On November 3, 2013 the New York Times published an article, "Herbal Supplements Are Often Not What They Seem."
The article reviewed a study that used DNA testing and found that about 1/3rd of the 44 herbal supplements that were tests were contaminated or did not contain what the labels claimed they contained.
In checking the validity of this article and the study that was the basis for the negative herb study, I asked Michael McGuffin, the President of the American Herbal Products Association (APHA), a person that has been known for many years to be an excellent source of science-based information about herbal products
McGuffin said, "The cited study contains significant flaws and represents DNA analysis far beyond its actual capability to identify ingredients in herbal products. I have attached an article that appeared in our newsletter in February to respond.
The article that appeared in the AHPA newsletter can be viewed by clicking here.
We have recently sen New York Attorney General, Eric Schneiderman attempt to use this poorly constructed herbal hit-piece to attack herbal products in Walgreen's, GNC, Target and Walmart.

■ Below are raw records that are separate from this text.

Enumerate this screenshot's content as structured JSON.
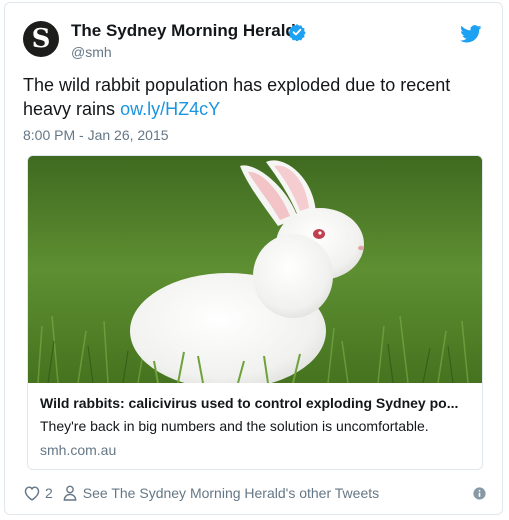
{
  "account": {
    "name": "The Sydney Morning Herald",
    "handle": "@smh",
    "avatar_letter": "S",
    "verified_icon": "verified-badge-icon"
  },
  "tweet": {
    "text": "The wild rabbit population has exploded due to recent heavy rains",
    "link": "ow.ly/HZ4cY",
    "timestamp": "8:00 PM - Jan 26, 2015"
  },
  "card": {
    "image": "white-rabbit-in-grass",
    "title": "Wild rabbits: calicivirus used to control exploding Sydney po...",
    "description": "They're back in big numbers and the solution is uncomfortable.",
    "domain": "smh.com.au"
  },
  "footer": {
    "like_count": "2",
    "see_more": "See The Sydney Morning Herald's other Tweets"
  },
  "colors": {
    "link": "#1b95e0",
    "twitter_blue": "#1da1f2",
    "muted": "#657786"
  }
}
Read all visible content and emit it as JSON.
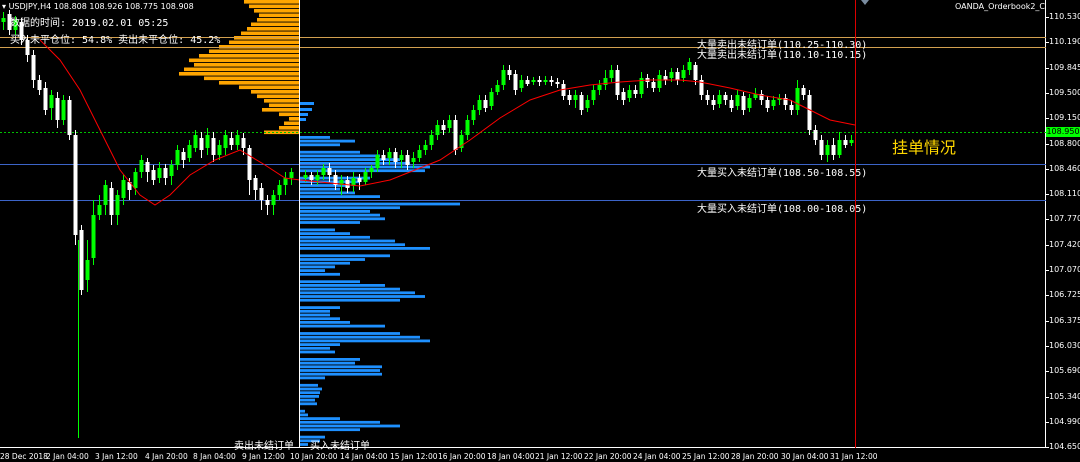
{
  "header": {
    "symbol": "USDJPY,H4",
    "ohlc": "108.808 108.926 108.775 108.908",
    "indicator": "OANDA_Orderbook2_C"
  },
  "info": {
    "data_time": "数据的时间: 2019.02.01 05:25",
    "positions": "买入未平仓位: 54.8%  卖出未平仓位: 45.2%"
  },
  "annotations": {
    "sell_1": "大量卖出未结订单(110.25-110.30)",
    "sell_2": "大量卖出未结订单(110.10-110.15)",
    "buy_1": "大量买入未结订单(108.50-108.55)",
    "buy_2": "大量买入未结订单(108.00-108.05)",
    "callout": "挂单情况"
  },
  "legend": {
    "sell": "卖出未结订单",
    "buy": "买入未结订单"
  },
  "current_price": "108.950",
  "y_axis": [
    "110.530",
    "110.190",
    "109.845",
    "109.500",
    "109.150",
    "108.800",
    "108.460",
    "108.110",
    "107.770",
    "107.420",
    "107.070",
    "106.725",
    "106.375",
    "106.030",
    "105.690",
    "105.340",
    "104.990",
    "104.650"
  ],
  "x_axis": [
    "28 Dec 2018",
    "2 Jan 04:00",
    "3 Jan 12:00",
    "4 Jan 20:00",
    "8 Jan 04:00",
    "9 Jan 12:00",
    "10 Jan 20:00",
    "14 Jan 04:00",
    "15 Jan 12:00",
    "16 Jan 20:00",
    "18 Jan 04:00",
    "21 Jan 12:00",
    "22 Jan 20:00",
    "24 Jan 04:00",
    "25 Jan 12:00",
    "28 Jan 20:00",
    "30 Jan 04:00",
    "31 Jan 12:00"
  ],
  "colors": {
    "up": "#00ff00",
    "down": "#ffffff",
    "ma": "#ff0000",
    "sell_book": "#ffa500",
    "buy_book": "#1e90ff",
    "sell_line": "#d2a050",
    "buy_line": "#3c64c8",
    "cursor_line": "#dc0000"
  }
}
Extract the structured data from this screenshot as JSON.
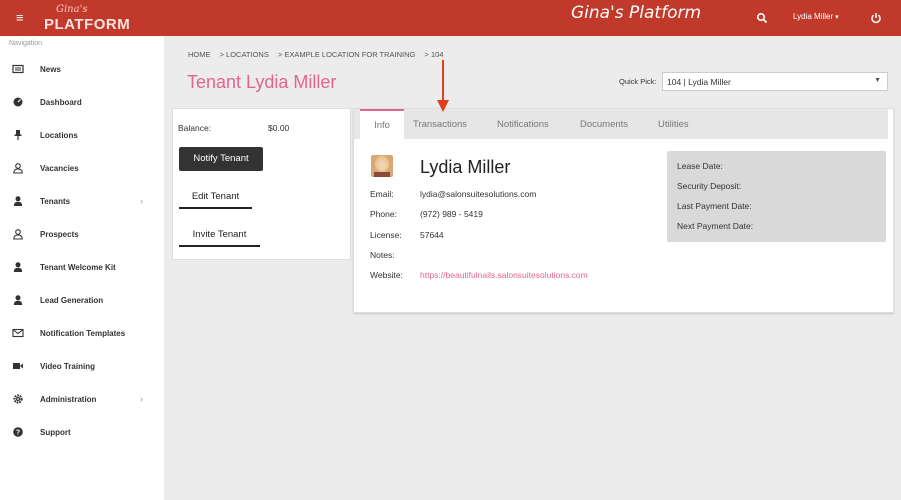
{
  "topbar": {
    "menu_glyph": "≡",
    "logo_script": "Gina's",
    "logo_brand": "PLATFORM",
    "app_title": "Gina's Platform",
    "user_name": "Lydia Miller",
    "user_caret": "▾",
    "search_icon": "search-icon",
    "power_icon": "power-icon"
  },
  "sidebar": {
    "heading": "Navigation",
    "chevron_glyph": "›",
    "items": [
      {
        "label": "News",
        "icon": "newspaper-icon"
      },
      {
        "label": "Dashboard",
        "icon": "dashboard-icon"
      },
      {
        "label": "Locations",
        "icon": "pin-icon"
      },
      {
        "label": "Vacancies",
        "icon": "user-outline-icon"
      },
      {
        "label": "Tenants",
        "icon": "user-icon",
        "has_chevron": true
      },
      {
        "label": "Prospects",
        "icon": "user-outline-icon"
      },
      {
        "label": "Tenant Welcome Kit",
        "icon": "user-icon"
      },
      {
        "label": "Lead Generation",
        "icon": "user-icon"
      },
      {
        "label": "Notification Templates",
        "icon": "envelope-icon"
      },
      {
        "label": "Video Training",
        "icon": "video-icon"
      },
      {
        "label": "Administration",
        "icon": "gear-icon",
        "has_chevron": true
      },
      {
        "label": "Support",
        "icon": "question-icon"
      }
    ]
  },
  "breadcrumb": [
    "HOME",
    "> LOCATIONS",
    "> EXAMPLE LOCATION FOR TRAINING",
    "> 104"
  ],
  "page_title": "Tenant Lydia Miller",
  "quick_pick": {
    "label": "Quick Pick:",
    "value": "104 | Lydia Miller",
    "arrow": "▼"
  },
  "left_card": {
    "balance_label": "Balance:",
    "balance_value": "$0.00",
    "notify_button": "Notify Tenant",
    "edit_button": "Edit Tenant",
    "invite_button": "Invite Tenant"
  },
  "tabs": [
    "Info",
    "Transactions",
    "Notifications",
    "Documents",
    "Utilities"
  ],
  "tenant": {
    "name": "Lydia Miller",
    "email_label": "Email:",
    "email": "lydia@salonsuitesolutions.com",
    "phone_label": "Phone:",
    "phone": "(972) 989 - 5419",
    "license_label": "License:",
    "license": "57644",
    "notes_label": "Notes:",
    "website_label": "Website:",
    "website": "https://beautifulnails.salonsuitesolutions.com"
  },
  "lease": {
    "lease_date": "Lease Date:",
    "security_deposit": "Security Deposit:",
    "last_payment": "Last Payment Date:",
    "next_payment": "Next Payment Date:"
  },
  "colors": {
    "topbar": "#c0392b",
    "accent_pink": "#e0668c",
    "annotation": "#e2401c"
  }
}
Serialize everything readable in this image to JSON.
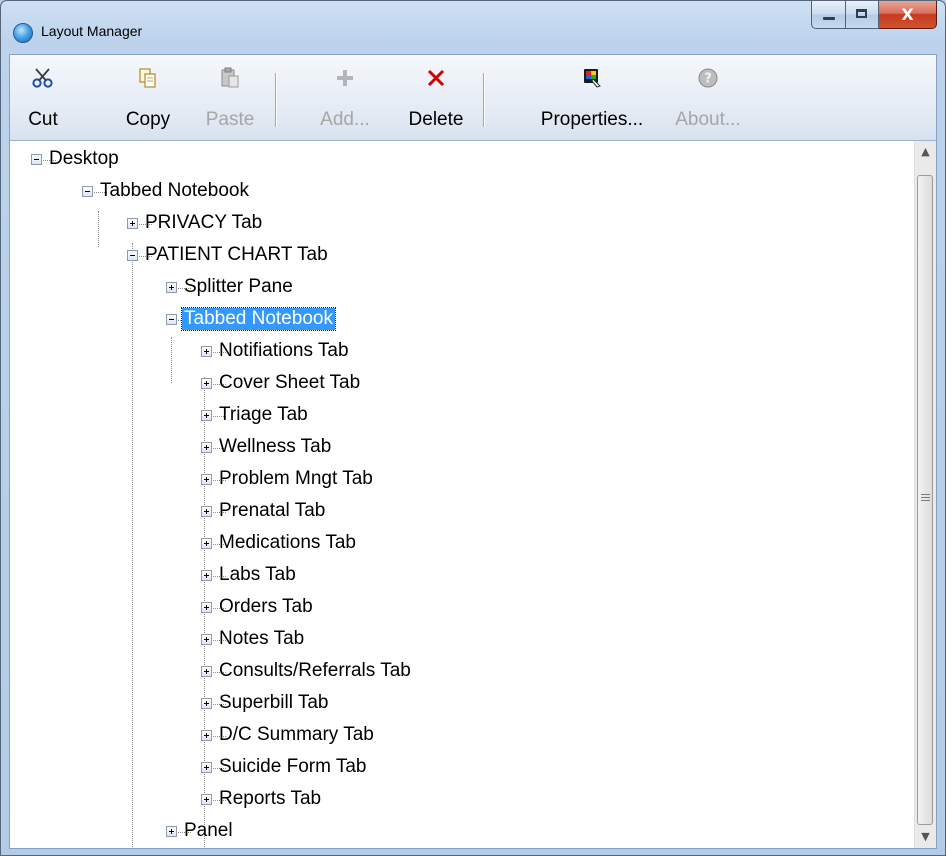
{
  "window": {
    "title": "Layout Manager",
    "caption_buttons": {
      "minimize": "minimize",
      "maximize": "maximize",
      "close": "X"
    }
  },
  "toolbar": {
    "cut": {
      "label": "Cut",
      "icon": "scissors-icon",
      "enabled": true
    },
    "copy": {
      "label": "Copy",
      "icon": "copy-icon",
      "enabled": true
    },
    "paste": {
      "label": "Paste",
      "icon": "paste-icon",
      "enabled": false
    },
    "add": {
      "label": "Add...",
      "icon": "plus-icon",
      "enabled": false
    },
    "delete": {
      "label": "Delete",
      "icon": "delete-x-icon",
      "enabled": true
    },
    "properties": {
      "label": "Properties...",
      "icon": "properties-icon",
      "enabled": true
    },
    "about": {
      "label": "About...",
      "icon": "help-icon",
      "enabled": false
    }
  },
  "tree": {
    "root": {
      "label": "Desktop",
      "expanded": true
    },
    "notebook": {
      "label": "Tabbed Notebook",
      "expanded": true
    },
    "privacy_tab": {
      "label": "PRIVACY Tab",
      "expanded": false
    },
    "patient_chart_tab": {
      "label": "PATIENT CHART Tab",
      "expanded": true
    },
    "splitter_pane": {
      "label": "Splitter Pane",
      "expanded": false
    },
    "inner_notebook": {
      "label": "Tabbed Notebook",
      "expanded": true,
      "selected": true
    },
    "tabs": [
      {
        "label": "Notifiations Tab"
      },
      {
        "label": "Cover Sheet Tab"
      },
      {
        "label": "Triage Tab"
      },
      {
        "label": "Wellness Tab"
      },
      {
        "label": "Problem Mngt Tab"
      },
      {
        "label": "Prenatal Tab"
      },
      {
        "label": "Medications Tab"
      },
      {
        "label": "Labs Tab"
      },
      {
        "label": "Orders Tab"
      },
      {
        "label": "Notes Tab"
      },
      {
        "label": "Consults/Referrals Tab"
      },
      {
        "label": "Superbill Tab"
      },
      {
        "label": "D/C Summary Tab"
      },
      {
        "label": "Suicide Form Tab"
      },
      {
        "label": "Reports Tab"
      }
    ],
    "panel": {
      "label": "Panel",
      "expanded": false
    }
  },
  "colors": {
    "selection": "#3399ff",
    "delete_icon": "#d40000",
    "add_icon": "#b5b5b5",
    "disabled_text": "#a6a6a6"
  }
}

Fortunately, such authorative organizations as the Council for Responsible Nutrition are fighting Schneiderman's blunder with solid data.